(Dataset rows for apps and sites)
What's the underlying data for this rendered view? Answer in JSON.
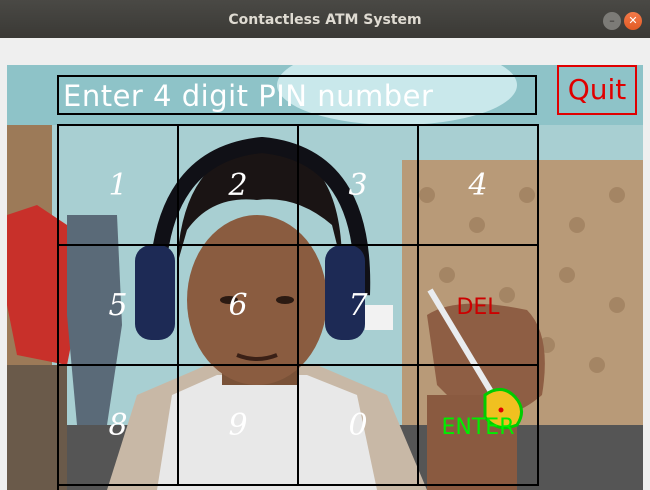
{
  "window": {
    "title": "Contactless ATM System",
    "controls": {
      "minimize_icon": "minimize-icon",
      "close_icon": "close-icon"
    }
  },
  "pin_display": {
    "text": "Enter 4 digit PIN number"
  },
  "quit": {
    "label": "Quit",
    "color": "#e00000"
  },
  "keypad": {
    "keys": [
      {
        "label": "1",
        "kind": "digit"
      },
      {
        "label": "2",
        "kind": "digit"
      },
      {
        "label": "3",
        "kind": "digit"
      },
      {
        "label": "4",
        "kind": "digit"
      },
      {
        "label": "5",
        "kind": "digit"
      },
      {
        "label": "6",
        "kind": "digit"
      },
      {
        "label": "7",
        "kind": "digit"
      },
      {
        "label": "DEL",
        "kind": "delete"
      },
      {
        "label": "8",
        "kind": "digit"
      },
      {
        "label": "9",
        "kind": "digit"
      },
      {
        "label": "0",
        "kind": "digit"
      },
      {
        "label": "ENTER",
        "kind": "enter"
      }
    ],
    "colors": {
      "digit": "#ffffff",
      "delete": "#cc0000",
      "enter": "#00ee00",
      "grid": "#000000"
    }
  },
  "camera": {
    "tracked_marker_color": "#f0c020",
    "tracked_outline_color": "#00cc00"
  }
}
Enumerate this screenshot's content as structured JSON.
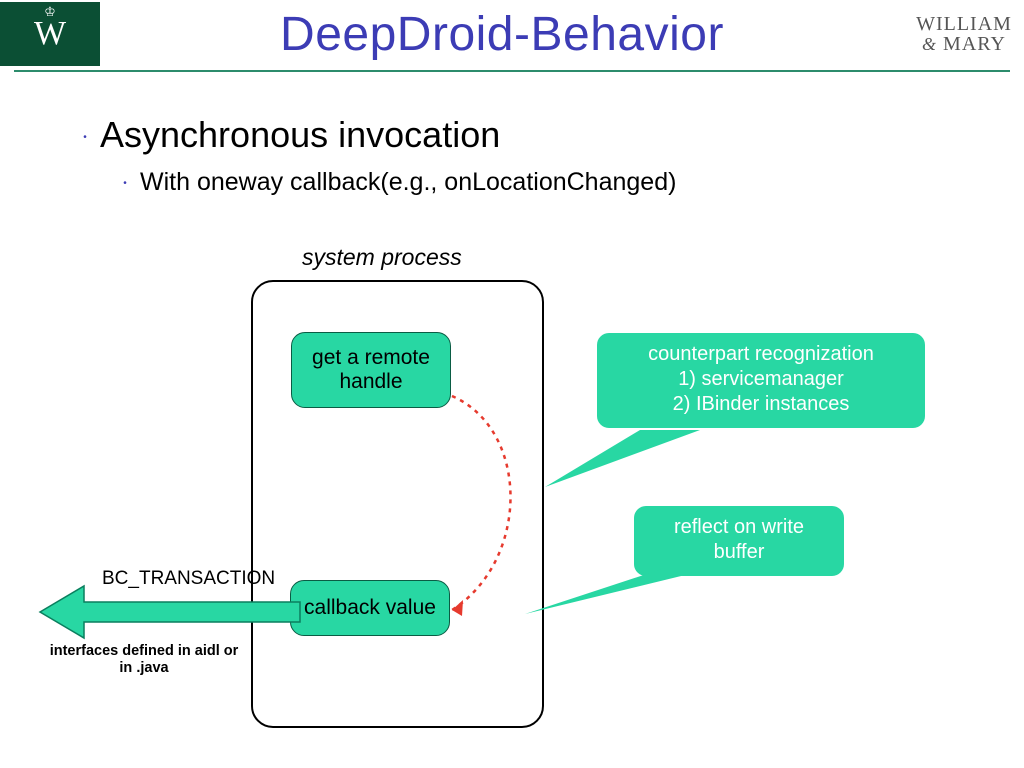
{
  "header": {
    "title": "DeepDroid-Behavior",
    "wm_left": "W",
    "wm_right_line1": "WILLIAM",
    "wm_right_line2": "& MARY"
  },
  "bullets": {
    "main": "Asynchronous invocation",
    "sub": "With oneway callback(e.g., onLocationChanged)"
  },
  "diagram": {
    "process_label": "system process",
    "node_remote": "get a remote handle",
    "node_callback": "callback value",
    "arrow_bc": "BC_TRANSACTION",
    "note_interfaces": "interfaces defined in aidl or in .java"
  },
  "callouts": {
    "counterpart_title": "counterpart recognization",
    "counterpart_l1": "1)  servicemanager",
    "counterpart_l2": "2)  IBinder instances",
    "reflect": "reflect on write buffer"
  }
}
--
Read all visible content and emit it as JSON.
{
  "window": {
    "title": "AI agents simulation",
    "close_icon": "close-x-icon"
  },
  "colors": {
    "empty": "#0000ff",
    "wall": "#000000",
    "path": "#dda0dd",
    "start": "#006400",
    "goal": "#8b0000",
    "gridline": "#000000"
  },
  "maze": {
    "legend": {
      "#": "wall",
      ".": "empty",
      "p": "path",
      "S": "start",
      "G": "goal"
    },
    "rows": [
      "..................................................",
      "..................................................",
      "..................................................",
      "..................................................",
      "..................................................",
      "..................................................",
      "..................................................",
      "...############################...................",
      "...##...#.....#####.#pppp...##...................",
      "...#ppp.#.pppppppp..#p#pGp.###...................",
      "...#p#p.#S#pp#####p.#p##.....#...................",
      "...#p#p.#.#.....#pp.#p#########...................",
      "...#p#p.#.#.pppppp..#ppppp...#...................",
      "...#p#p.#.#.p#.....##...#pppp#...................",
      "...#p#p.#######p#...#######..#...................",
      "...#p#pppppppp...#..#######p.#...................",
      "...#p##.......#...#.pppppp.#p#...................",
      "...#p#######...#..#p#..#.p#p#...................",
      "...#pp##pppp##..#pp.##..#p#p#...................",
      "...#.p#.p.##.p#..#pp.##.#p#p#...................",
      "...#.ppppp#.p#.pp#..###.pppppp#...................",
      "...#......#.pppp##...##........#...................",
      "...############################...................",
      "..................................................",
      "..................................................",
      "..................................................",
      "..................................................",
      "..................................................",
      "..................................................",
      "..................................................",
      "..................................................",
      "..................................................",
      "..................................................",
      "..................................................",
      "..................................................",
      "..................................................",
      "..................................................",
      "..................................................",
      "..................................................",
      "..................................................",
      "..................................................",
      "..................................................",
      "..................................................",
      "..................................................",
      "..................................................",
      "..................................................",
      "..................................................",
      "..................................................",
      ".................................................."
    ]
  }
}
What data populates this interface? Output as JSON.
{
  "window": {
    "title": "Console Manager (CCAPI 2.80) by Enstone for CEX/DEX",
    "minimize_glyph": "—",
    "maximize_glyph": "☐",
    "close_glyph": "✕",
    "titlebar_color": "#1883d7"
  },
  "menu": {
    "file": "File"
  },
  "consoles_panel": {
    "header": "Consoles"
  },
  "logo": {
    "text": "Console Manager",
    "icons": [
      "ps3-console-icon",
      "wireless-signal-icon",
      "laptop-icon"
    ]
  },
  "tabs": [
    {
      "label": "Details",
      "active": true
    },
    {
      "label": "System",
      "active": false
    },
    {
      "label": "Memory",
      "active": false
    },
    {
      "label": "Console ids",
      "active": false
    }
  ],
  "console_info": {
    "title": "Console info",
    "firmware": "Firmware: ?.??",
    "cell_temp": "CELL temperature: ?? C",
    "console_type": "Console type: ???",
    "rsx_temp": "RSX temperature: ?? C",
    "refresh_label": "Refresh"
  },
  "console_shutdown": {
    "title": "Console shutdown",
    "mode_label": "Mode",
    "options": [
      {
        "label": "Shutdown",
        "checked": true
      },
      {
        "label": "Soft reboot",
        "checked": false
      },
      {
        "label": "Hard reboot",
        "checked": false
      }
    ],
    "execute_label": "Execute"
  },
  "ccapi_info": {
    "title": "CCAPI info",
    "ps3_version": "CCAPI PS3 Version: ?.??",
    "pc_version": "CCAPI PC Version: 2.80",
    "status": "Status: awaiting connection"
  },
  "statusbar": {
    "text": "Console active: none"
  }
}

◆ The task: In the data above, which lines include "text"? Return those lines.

◆ Result of this task:
    "text": "Enter 4 digit PIN number"
    "text": "Console Manager",
    "text": "Console active: none"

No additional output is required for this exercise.